======== Extracted material

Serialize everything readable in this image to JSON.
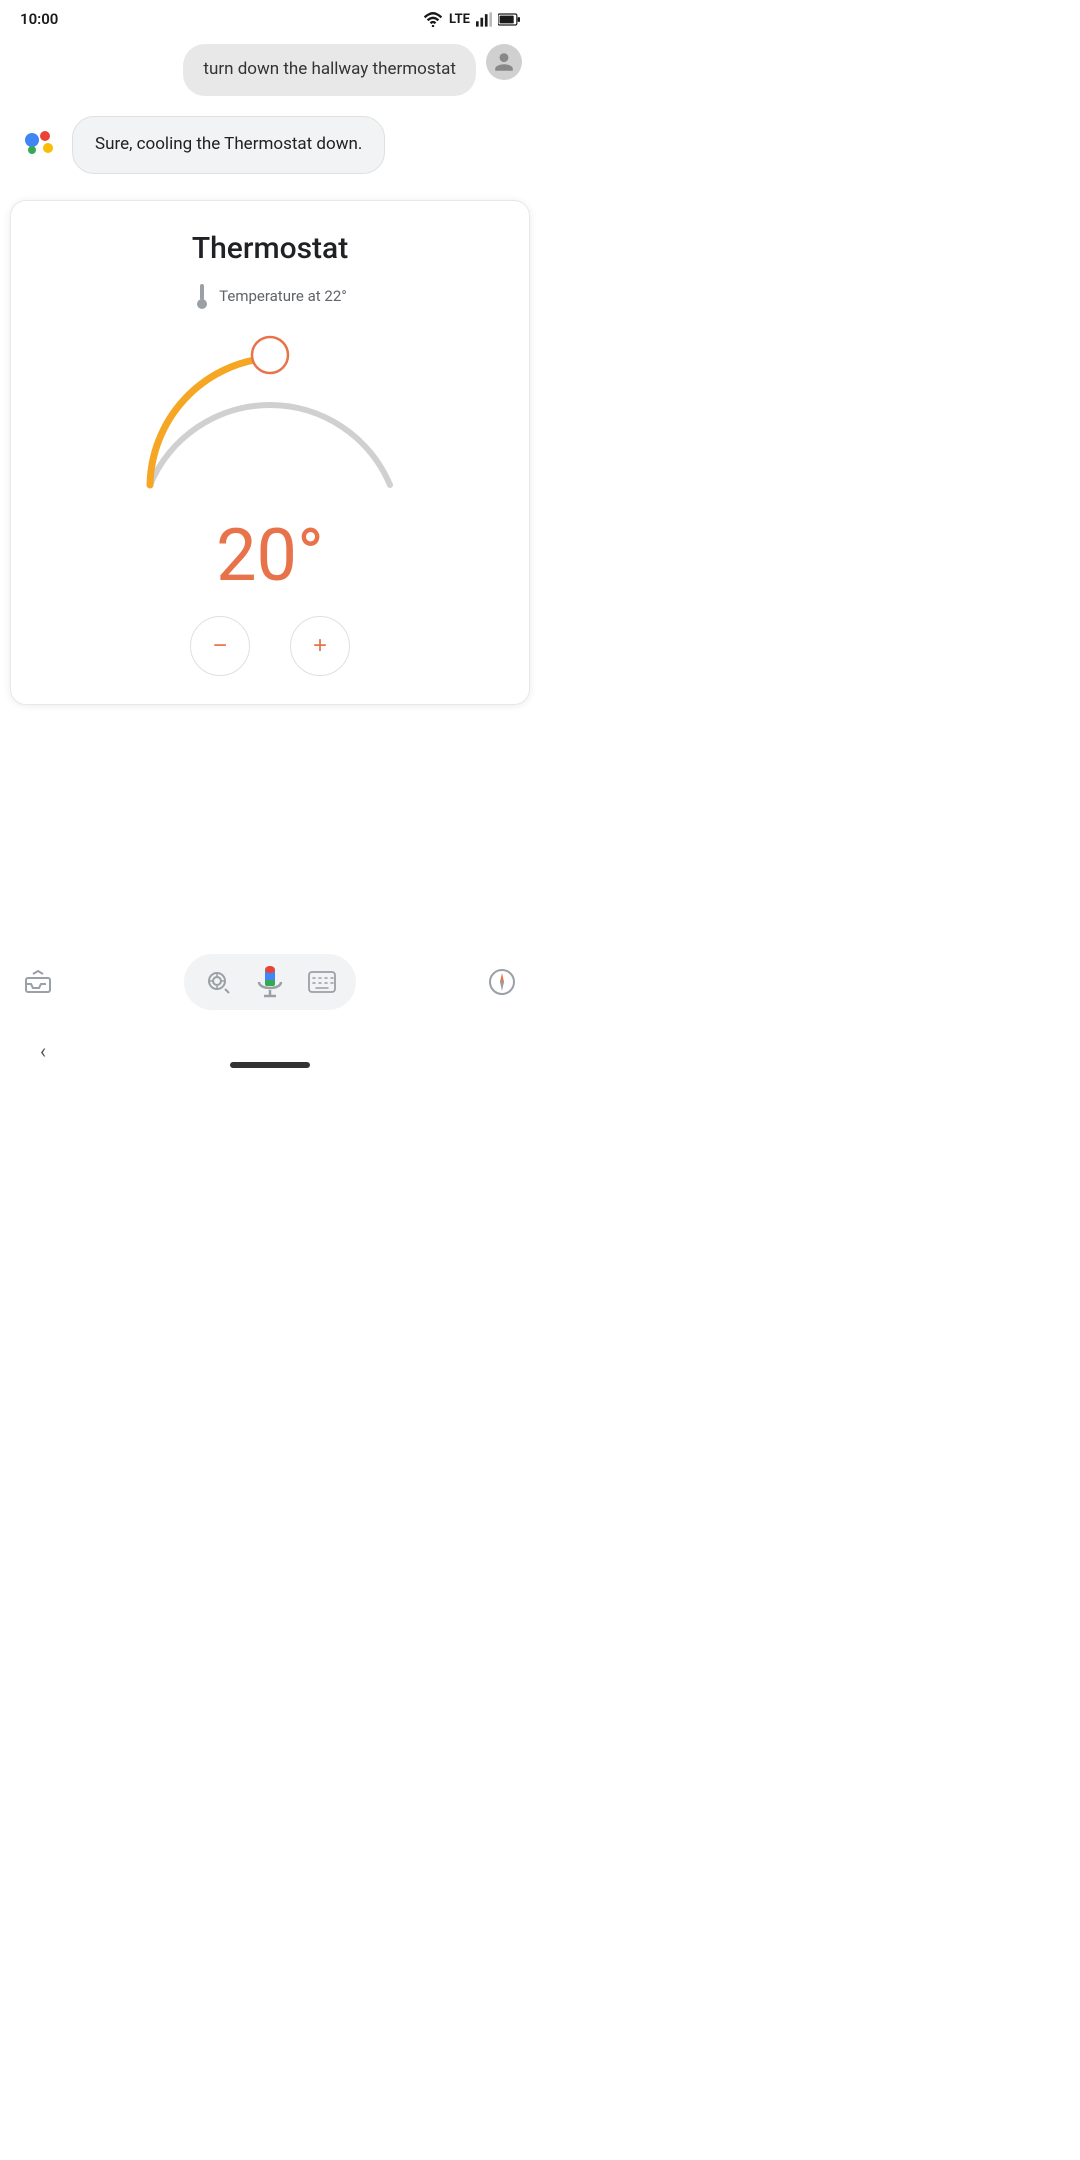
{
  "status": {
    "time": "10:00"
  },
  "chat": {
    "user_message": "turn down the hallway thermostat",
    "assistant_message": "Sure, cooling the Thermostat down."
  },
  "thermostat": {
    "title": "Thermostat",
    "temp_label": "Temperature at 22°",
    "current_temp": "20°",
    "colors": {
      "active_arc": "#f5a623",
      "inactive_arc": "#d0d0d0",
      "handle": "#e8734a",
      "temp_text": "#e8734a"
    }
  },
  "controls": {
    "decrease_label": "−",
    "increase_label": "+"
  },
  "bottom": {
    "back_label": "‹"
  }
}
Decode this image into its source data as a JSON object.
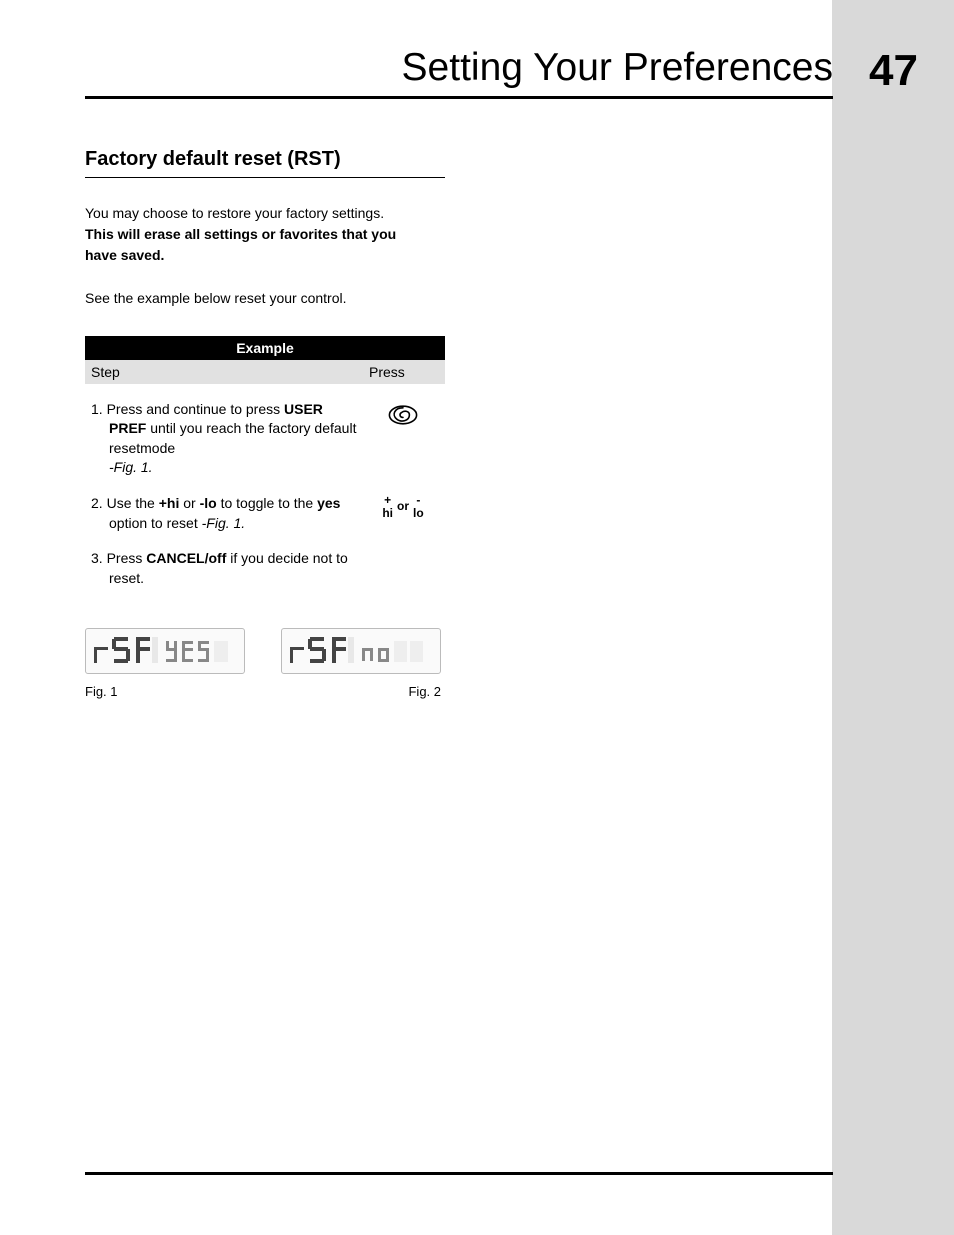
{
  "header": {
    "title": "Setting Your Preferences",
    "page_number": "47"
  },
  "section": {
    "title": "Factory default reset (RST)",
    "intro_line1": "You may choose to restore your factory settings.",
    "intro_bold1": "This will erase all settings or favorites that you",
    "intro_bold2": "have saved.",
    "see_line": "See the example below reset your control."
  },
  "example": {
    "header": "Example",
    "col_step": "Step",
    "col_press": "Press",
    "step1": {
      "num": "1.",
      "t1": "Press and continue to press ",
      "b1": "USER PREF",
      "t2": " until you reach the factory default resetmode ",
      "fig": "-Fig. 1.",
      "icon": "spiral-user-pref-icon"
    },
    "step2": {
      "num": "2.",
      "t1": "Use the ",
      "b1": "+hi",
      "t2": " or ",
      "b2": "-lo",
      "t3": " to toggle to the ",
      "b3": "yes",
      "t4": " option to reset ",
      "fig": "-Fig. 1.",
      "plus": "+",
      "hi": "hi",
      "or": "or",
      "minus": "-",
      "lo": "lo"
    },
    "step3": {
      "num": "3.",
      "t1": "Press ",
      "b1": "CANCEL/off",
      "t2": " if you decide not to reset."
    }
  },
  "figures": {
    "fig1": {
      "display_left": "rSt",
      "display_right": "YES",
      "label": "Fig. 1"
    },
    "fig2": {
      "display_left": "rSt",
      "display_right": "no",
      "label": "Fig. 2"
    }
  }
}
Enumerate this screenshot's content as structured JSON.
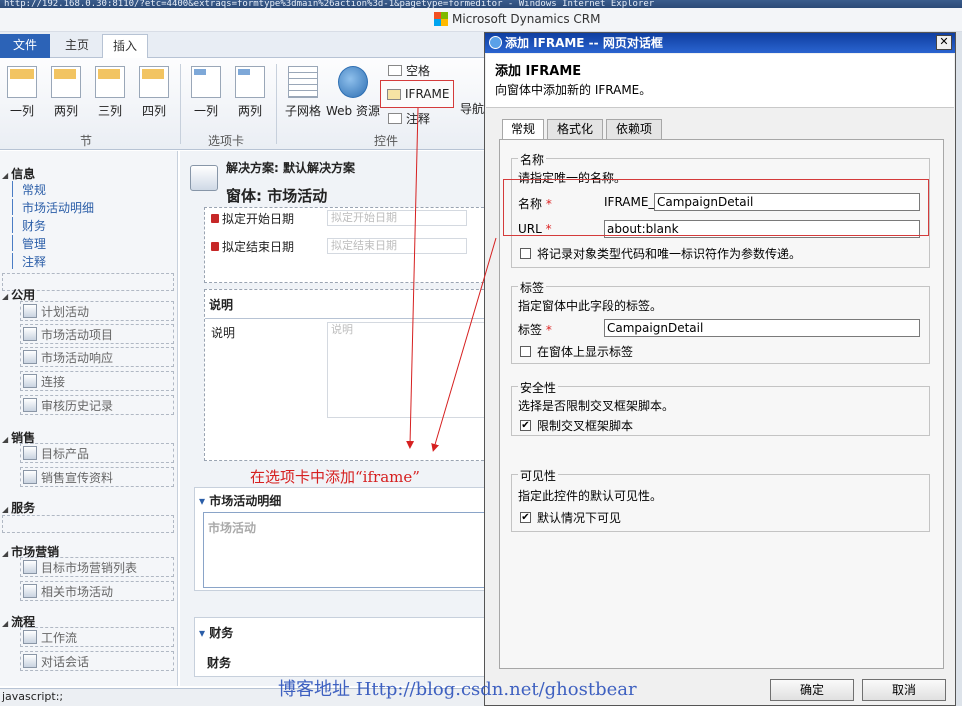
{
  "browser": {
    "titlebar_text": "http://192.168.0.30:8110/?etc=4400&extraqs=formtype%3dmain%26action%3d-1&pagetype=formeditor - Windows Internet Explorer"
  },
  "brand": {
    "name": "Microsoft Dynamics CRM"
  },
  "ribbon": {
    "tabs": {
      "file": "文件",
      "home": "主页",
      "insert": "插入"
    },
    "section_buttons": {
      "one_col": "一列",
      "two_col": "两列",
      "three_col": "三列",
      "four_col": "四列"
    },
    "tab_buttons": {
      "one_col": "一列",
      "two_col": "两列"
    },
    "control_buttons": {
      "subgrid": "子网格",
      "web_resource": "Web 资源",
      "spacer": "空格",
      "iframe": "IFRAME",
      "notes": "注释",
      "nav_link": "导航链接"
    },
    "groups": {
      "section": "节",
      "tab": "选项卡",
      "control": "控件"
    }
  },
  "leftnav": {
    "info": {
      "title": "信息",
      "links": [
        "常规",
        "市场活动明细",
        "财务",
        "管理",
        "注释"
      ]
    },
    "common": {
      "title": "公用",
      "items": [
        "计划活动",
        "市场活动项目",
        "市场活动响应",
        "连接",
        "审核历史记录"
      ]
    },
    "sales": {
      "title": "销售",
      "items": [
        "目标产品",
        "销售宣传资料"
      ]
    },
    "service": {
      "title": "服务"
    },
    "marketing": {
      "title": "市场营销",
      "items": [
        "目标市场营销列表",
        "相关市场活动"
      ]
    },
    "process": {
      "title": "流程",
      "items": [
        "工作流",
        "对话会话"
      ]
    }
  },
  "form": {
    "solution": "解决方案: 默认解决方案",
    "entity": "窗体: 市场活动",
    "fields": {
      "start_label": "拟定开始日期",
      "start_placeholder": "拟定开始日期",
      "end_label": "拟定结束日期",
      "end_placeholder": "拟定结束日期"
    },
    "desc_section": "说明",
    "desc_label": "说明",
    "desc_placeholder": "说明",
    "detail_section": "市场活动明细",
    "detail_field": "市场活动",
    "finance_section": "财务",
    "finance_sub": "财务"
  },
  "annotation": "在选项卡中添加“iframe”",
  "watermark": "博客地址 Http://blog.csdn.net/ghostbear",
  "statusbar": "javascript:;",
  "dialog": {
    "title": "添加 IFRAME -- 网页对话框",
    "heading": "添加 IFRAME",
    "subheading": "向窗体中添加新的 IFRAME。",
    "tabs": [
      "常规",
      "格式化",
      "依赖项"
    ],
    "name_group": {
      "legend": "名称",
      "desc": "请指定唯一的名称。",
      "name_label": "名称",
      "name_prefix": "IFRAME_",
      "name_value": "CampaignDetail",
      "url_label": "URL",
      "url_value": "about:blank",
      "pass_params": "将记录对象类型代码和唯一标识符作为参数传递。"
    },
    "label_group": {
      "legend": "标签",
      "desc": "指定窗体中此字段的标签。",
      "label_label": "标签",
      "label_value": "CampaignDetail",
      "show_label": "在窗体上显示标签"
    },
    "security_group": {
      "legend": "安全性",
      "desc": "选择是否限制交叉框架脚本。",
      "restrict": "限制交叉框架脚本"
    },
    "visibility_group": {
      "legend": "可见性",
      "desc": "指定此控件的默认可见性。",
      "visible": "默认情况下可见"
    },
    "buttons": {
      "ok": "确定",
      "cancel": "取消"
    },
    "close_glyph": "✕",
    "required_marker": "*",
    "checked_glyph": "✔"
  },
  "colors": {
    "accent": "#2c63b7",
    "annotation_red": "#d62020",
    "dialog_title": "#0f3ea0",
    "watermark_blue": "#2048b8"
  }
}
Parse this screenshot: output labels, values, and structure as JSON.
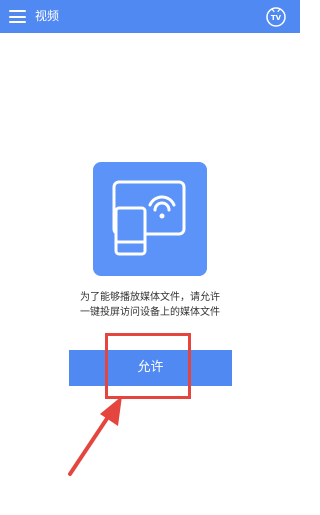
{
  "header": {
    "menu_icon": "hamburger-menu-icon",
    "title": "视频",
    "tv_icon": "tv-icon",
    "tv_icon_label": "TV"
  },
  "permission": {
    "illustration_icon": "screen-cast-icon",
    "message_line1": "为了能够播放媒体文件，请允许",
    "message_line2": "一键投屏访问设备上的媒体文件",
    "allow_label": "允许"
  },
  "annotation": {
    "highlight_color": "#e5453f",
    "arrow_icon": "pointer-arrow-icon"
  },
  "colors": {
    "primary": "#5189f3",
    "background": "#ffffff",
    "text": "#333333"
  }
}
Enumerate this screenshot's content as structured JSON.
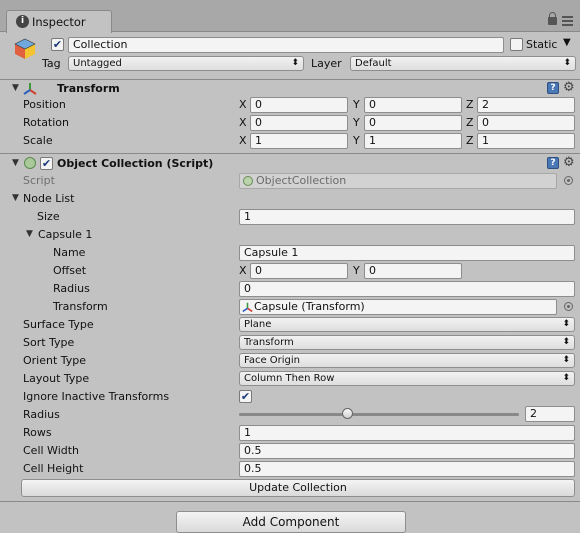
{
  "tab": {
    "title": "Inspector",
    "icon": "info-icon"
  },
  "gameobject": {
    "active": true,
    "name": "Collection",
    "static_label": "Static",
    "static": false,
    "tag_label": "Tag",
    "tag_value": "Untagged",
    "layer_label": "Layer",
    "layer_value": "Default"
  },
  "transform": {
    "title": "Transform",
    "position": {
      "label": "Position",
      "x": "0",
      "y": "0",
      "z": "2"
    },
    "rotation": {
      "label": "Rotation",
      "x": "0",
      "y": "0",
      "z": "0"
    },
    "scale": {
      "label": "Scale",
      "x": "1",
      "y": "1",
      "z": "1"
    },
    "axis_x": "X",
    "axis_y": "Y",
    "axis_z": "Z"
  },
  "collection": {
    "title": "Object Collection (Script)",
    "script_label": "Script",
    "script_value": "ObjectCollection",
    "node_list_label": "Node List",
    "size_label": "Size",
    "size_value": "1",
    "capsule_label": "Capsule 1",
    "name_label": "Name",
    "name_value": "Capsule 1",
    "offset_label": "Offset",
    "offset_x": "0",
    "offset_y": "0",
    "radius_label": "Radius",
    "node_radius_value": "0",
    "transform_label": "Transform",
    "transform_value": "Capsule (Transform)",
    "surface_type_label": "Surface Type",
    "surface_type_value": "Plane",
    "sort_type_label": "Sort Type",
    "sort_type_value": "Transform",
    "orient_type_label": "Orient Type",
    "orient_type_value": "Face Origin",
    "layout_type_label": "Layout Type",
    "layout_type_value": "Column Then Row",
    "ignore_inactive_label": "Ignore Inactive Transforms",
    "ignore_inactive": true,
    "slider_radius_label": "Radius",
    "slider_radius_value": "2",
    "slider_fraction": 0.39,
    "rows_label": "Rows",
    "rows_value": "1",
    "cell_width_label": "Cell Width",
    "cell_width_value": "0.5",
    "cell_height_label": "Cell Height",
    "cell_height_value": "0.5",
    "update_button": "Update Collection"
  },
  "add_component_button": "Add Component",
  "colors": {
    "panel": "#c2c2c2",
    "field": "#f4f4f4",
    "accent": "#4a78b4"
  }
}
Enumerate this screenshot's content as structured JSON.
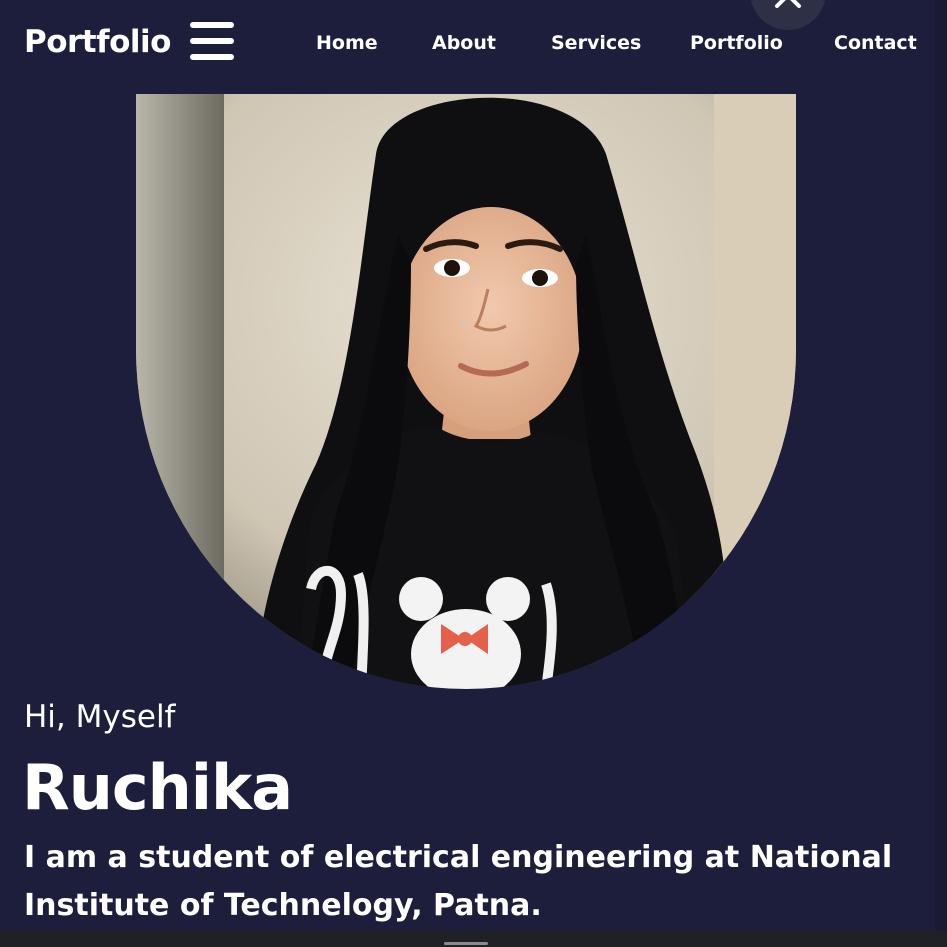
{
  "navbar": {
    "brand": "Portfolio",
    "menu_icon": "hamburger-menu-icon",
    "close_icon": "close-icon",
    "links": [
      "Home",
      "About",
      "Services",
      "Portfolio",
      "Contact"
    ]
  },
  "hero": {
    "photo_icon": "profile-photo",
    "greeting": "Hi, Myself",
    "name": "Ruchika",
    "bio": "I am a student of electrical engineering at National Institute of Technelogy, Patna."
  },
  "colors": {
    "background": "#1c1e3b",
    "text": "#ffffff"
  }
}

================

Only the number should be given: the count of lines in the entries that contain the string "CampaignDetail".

**Result of the exercise**
2